The rain was pattering o’er the low thatch’d shed1
That gave us shelter. There was a shepherd boy2
Stretching his lazy limbs on the rough straw3
In vacant happiness. A tatter’d sack4
Cover’d his sturdy loins, while his rude legs5
Were deck’d with uncouth patches of all hues,6
Iris and jet, through which his sun-burnt skin7
Peep’d forth in dainty contrast. He was a glory8
For painter’s eye ; and his quaint draperies9
Would harmonize with some fair sylvan scene,10
Where arching groves, and flower-embroider’d banks,11
Verdant with thymy grass, tempted the sheep12
To scramble up their height, while he, reclin’d13
Upon the pillowing moss, lay listlessly14
Through the long summer’s day. Not such as he15
In plains of Thessaly, as poets feign,16
Went piping forth at the first gleam of morn,17
And in their bowering thickets dreamt of joy,18
And innocence, and love. Let the true lay19
Speak thus of the poor hind :— his indolent gaze20
Reck’d not of natural beauties ; his delights21
Were gross and sensual : not the glorious sun,22
Rising above his hills, and lighting up23
His woods and pastures with a joyous beam,24
To him was grandeur ; not the reposing sound25
Of tinkling flocks cropping the tender shoots26
To him was music ; not the blossomy breeze27
That slumbers in the honey-dropping bean-flower28
To him was fragrance : he went plodding on29
His long-accustomed path ; and when his cares30
Of daily duties were o’erpass’d, he ate,31
And laugh’d, and slept, with a most drowsy mind.32
Dweller in cities, scorn’st thou the shepherd boy,33
Who never look’d within to find the eye34
For Nature’s glories ?  Oh, his slumbering spirit35
Struggled to pierce the fogs and deepening mists36
Of rustic ignorance ; but he was bound37
With a harsh galling chain, and so he went38
Grovelling along his dim instinctive way.39
Yet thou hadst other hopes and other thoughts ;40
But the world spoil’d thee : then the mutable clouds,41
And doming skies, and glory-shedding sun,42
And tranquil stars that hung above thy head43
Like angels gazing on thy crowded path,44
To thee were worthless, and thy soul forsook45
The love of beauteous fields, and the blest lore46
That man may read in Nature’s book of truth.47
Despise not, then, the lazy shepherd boy48

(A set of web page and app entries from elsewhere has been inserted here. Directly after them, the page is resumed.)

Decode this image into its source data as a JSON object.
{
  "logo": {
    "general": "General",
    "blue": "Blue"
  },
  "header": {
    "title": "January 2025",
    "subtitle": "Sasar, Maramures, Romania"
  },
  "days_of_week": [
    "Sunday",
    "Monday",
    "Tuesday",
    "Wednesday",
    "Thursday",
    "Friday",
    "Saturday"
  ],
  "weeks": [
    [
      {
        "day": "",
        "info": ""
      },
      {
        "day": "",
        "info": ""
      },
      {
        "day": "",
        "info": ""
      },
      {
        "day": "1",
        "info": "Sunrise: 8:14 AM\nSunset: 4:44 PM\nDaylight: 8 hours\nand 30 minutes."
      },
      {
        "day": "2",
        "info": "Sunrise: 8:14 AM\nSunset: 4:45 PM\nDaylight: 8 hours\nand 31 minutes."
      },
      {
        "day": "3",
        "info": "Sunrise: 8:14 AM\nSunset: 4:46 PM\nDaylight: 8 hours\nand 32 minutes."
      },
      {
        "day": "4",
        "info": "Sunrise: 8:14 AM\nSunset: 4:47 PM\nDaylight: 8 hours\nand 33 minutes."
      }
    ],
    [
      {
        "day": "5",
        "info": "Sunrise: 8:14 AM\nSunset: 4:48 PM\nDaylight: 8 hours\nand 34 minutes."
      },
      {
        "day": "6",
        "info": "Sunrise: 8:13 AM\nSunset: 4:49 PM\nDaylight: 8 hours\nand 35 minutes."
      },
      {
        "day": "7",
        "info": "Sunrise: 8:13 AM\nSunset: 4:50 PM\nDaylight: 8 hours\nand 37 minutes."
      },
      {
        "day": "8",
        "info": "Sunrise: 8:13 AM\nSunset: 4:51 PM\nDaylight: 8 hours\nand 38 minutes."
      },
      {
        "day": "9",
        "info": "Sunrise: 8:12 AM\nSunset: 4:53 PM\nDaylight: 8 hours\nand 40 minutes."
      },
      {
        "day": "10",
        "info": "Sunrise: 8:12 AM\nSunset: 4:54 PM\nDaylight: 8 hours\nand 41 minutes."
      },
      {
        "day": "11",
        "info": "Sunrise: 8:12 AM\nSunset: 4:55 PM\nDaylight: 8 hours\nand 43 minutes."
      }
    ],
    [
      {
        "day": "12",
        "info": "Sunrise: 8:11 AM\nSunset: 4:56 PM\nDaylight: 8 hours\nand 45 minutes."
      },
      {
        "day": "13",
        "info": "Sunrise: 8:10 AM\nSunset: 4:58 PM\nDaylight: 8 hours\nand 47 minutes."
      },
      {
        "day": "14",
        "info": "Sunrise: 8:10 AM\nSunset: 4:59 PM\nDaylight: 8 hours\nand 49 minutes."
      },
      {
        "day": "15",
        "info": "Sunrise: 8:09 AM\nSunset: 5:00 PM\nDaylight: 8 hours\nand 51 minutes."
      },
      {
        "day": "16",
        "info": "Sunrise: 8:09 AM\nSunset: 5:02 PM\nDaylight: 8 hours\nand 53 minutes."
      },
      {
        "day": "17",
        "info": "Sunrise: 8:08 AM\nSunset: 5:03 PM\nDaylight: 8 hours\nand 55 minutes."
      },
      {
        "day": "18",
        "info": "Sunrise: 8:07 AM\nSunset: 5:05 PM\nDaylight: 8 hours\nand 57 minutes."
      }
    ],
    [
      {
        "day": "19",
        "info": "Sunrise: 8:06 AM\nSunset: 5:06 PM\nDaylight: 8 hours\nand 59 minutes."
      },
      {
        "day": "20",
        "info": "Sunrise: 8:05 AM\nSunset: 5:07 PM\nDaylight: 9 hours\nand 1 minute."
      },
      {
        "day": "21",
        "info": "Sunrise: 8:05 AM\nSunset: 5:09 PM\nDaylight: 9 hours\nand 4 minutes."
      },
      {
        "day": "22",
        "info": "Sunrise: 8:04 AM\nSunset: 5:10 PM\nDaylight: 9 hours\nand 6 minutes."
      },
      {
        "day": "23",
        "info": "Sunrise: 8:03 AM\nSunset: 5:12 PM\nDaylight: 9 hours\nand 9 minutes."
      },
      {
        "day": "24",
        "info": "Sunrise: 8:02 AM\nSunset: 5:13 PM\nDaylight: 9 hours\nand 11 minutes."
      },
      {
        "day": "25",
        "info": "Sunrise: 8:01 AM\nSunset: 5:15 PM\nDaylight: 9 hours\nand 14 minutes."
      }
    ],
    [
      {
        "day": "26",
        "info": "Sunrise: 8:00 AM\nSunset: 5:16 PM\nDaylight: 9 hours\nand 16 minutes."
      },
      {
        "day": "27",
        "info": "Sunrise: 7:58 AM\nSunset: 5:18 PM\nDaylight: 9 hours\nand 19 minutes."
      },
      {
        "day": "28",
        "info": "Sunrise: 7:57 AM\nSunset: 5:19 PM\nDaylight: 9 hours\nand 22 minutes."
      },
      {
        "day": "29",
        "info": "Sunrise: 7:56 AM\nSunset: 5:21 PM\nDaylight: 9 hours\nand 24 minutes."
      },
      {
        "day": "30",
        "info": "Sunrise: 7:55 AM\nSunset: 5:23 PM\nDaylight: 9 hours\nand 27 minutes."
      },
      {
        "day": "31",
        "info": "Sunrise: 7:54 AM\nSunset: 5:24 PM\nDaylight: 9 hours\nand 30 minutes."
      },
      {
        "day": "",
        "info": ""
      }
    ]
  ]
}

For his account and thine shall be made up,49
And evil cherish’d and occasion lost50
May cast their load upon thee, while his spirit51
May bud and bloom in a more sunny sphere.52